Top of INFORMATION

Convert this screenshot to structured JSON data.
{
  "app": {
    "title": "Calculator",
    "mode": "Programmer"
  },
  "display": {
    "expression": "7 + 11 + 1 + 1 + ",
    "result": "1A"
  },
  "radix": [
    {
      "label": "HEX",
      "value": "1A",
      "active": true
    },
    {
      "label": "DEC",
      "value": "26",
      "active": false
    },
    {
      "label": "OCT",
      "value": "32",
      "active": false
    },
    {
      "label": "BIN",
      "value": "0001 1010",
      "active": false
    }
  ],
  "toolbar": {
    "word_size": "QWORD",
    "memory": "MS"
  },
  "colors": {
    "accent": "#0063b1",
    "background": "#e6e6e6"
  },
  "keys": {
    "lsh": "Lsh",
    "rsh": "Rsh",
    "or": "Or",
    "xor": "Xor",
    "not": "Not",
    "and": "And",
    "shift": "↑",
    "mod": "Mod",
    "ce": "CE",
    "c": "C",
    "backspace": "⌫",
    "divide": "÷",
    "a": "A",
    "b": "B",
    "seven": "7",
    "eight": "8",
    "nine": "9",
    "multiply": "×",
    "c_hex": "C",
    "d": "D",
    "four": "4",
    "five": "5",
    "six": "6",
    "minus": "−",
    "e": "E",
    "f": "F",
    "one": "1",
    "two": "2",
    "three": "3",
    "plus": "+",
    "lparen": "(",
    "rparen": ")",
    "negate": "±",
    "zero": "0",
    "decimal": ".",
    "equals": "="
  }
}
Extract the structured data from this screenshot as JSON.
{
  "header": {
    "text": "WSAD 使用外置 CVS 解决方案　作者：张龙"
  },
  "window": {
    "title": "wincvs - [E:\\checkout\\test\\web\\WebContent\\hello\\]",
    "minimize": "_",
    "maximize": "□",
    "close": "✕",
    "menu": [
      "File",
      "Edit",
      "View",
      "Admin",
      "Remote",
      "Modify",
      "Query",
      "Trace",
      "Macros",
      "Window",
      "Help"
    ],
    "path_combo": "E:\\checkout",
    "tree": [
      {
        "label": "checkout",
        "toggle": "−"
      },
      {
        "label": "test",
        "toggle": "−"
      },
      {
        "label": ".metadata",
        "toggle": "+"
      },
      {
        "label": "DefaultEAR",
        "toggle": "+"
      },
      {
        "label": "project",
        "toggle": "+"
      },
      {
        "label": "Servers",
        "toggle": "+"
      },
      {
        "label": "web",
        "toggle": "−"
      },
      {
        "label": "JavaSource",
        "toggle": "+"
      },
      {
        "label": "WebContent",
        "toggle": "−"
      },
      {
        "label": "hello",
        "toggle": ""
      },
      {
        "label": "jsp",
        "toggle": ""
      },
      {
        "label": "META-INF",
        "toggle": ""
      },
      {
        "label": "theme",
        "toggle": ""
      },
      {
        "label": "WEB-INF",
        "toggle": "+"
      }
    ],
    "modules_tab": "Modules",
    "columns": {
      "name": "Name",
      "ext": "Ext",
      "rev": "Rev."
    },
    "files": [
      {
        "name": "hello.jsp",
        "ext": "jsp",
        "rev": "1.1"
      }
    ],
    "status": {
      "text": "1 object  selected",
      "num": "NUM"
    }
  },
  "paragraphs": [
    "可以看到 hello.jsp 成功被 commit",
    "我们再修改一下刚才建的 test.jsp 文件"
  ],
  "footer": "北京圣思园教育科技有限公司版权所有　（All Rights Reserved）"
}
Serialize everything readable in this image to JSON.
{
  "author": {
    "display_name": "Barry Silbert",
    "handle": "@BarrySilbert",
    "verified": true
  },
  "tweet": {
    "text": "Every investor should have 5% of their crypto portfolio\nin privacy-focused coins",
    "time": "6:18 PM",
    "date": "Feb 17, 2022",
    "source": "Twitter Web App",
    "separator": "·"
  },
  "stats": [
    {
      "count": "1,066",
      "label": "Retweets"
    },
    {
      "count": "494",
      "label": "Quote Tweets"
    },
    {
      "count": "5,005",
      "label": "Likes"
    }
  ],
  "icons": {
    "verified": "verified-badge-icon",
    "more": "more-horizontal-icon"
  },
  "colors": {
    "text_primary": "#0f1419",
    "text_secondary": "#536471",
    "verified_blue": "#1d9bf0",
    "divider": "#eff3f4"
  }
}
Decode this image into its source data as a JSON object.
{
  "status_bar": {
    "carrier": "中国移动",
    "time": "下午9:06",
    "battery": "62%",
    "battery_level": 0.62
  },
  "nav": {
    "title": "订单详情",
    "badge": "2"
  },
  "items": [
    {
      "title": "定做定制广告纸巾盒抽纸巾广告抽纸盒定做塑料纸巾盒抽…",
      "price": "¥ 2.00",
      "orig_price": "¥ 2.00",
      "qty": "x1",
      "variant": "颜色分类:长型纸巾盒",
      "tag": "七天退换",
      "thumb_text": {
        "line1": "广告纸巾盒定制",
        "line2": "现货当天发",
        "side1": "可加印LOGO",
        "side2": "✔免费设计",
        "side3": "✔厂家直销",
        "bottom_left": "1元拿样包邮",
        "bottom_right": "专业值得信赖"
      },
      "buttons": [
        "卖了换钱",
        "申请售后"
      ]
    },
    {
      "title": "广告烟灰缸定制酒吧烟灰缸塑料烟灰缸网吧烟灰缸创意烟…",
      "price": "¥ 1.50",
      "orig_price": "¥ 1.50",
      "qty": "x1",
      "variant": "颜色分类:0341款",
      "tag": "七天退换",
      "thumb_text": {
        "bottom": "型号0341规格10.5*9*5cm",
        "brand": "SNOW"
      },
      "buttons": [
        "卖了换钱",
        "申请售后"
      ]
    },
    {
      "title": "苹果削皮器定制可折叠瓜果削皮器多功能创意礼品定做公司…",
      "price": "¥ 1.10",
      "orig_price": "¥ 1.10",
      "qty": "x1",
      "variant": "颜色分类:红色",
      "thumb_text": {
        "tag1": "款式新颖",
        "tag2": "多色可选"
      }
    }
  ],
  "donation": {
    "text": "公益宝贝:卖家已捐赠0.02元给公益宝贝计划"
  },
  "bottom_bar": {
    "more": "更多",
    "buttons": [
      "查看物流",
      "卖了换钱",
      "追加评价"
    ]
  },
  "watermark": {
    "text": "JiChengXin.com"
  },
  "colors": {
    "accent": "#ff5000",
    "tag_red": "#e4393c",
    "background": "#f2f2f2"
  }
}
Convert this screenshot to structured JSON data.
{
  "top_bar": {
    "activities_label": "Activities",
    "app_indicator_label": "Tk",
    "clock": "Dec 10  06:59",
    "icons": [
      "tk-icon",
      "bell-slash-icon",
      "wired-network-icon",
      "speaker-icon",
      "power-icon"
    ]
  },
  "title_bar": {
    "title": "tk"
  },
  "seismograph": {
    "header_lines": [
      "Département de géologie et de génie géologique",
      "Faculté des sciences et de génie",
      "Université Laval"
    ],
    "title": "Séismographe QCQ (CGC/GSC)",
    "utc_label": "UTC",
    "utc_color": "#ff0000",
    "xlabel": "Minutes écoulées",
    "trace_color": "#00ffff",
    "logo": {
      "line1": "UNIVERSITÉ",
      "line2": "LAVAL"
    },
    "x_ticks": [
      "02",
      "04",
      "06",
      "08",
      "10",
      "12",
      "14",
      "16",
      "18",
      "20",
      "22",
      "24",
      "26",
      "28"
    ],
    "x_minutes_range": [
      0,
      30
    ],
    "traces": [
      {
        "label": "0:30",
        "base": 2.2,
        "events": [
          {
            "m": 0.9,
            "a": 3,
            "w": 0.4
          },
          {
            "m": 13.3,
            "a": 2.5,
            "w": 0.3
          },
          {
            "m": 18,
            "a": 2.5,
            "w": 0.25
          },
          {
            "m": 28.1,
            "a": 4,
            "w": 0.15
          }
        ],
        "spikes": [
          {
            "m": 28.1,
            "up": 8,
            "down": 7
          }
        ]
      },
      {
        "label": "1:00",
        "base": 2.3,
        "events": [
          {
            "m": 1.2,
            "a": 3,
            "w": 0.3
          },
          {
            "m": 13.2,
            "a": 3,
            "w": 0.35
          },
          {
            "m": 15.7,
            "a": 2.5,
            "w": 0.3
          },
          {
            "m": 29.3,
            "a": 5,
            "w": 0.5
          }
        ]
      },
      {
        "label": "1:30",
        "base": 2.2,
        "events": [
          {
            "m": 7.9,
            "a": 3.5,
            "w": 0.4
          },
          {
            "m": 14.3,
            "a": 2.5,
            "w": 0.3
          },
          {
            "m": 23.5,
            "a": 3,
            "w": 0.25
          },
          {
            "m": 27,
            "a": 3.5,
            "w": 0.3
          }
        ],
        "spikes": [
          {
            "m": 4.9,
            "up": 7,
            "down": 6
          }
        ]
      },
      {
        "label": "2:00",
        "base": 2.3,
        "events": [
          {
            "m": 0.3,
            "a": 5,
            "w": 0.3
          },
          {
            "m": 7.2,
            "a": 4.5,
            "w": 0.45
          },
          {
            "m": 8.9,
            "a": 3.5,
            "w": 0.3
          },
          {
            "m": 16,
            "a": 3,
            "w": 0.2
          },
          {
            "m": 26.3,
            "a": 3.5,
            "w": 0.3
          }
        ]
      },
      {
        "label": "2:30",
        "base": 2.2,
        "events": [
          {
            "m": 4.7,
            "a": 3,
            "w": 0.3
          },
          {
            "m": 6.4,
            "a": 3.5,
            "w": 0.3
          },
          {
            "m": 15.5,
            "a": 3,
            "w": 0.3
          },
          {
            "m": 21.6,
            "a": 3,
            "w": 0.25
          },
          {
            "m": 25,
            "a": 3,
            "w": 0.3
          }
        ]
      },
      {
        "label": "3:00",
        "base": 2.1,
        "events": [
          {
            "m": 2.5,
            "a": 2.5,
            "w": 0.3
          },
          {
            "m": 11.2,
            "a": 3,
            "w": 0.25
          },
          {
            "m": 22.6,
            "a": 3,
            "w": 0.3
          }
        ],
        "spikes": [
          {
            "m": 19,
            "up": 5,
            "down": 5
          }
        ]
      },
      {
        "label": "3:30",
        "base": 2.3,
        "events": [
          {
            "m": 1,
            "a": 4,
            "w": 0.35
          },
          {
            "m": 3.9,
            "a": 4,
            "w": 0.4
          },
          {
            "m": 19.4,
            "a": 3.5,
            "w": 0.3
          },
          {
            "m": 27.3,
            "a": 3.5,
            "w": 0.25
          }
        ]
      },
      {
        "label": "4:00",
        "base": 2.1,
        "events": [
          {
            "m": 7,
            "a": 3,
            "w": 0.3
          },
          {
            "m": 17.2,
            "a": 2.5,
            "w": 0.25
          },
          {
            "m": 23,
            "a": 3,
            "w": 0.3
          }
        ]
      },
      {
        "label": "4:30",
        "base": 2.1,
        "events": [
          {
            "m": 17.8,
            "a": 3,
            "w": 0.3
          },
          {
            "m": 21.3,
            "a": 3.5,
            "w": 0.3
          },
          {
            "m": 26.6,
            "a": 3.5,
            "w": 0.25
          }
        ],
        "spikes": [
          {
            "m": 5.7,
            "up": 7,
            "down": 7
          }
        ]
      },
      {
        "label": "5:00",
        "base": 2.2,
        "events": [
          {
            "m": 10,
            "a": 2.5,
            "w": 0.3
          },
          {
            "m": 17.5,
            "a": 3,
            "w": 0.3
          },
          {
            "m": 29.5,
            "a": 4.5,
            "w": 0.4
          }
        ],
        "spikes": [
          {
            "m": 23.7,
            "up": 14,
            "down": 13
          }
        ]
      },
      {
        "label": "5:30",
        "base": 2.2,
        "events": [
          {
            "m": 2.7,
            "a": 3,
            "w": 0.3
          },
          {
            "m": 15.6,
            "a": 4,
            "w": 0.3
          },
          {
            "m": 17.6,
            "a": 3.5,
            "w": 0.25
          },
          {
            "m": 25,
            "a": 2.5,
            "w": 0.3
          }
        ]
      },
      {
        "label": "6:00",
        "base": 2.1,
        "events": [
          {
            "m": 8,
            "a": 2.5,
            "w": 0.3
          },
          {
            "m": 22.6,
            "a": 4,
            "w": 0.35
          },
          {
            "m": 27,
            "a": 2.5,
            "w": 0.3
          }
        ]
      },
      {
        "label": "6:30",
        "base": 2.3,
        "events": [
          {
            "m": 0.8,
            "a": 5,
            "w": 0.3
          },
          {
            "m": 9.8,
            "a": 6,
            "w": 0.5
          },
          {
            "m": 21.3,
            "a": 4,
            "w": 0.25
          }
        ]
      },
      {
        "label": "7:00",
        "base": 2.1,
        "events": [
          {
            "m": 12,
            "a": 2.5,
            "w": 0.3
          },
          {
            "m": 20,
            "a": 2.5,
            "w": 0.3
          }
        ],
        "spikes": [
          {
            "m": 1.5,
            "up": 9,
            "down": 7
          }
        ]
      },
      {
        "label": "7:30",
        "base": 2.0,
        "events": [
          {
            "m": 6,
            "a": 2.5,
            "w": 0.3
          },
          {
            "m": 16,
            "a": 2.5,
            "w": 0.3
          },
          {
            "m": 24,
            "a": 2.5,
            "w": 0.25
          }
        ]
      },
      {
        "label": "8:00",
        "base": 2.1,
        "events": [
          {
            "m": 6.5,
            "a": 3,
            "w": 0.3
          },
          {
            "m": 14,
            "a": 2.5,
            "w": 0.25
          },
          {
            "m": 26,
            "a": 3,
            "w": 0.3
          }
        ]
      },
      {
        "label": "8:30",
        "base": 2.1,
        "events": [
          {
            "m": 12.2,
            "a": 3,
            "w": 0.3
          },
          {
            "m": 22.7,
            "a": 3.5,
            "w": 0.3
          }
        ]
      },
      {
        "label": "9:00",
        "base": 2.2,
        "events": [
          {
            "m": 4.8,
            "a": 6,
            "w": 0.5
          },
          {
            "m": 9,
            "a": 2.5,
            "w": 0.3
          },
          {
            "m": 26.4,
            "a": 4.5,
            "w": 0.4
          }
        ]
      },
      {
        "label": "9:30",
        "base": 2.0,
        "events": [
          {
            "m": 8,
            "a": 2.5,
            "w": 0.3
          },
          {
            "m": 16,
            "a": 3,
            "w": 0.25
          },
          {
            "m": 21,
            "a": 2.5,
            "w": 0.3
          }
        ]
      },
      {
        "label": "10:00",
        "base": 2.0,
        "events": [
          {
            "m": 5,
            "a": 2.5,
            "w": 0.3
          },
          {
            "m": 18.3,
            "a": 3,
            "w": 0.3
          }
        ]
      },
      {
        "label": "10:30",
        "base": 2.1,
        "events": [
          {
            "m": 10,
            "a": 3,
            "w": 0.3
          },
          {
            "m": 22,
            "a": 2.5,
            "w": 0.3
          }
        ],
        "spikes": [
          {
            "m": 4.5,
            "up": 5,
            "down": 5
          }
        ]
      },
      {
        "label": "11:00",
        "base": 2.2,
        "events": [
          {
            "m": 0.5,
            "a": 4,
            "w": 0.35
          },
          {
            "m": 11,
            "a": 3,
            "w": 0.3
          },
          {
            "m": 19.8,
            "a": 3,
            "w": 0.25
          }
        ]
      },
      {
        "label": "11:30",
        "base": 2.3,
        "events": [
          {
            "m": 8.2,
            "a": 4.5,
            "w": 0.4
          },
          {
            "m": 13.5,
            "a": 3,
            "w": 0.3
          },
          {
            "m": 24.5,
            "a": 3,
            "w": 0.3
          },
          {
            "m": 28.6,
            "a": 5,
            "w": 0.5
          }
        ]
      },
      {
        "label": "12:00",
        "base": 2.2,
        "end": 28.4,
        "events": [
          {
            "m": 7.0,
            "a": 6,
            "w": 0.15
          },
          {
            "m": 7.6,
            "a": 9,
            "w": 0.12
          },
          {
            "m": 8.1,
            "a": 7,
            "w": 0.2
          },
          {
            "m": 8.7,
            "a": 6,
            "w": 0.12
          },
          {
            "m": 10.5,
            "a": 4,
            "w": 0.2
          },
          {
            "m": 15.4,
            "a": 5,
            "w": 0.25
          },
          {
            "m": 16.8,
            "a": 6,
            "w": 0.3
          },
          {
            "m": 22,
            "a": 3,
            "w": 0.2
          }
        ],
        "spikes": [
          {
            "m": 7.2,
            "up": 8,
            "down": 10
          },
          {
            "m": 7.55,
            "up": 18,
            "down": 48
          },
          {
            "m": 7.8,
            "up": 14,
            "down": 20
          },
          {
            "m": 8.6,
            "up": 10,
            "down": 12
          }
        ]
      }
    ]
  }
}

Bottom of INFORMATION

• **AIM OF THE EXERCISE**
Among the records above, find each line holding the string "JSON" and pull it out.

• **COMPLETED TASK**
Convert this screenshot to structured JSON data.
Extract the structured data from this screenshot as JSON.
Serialize everything readable in this image to JSON.
Decode this image into its source data as a JSON object.
Convert this screenshot to structured JSON data.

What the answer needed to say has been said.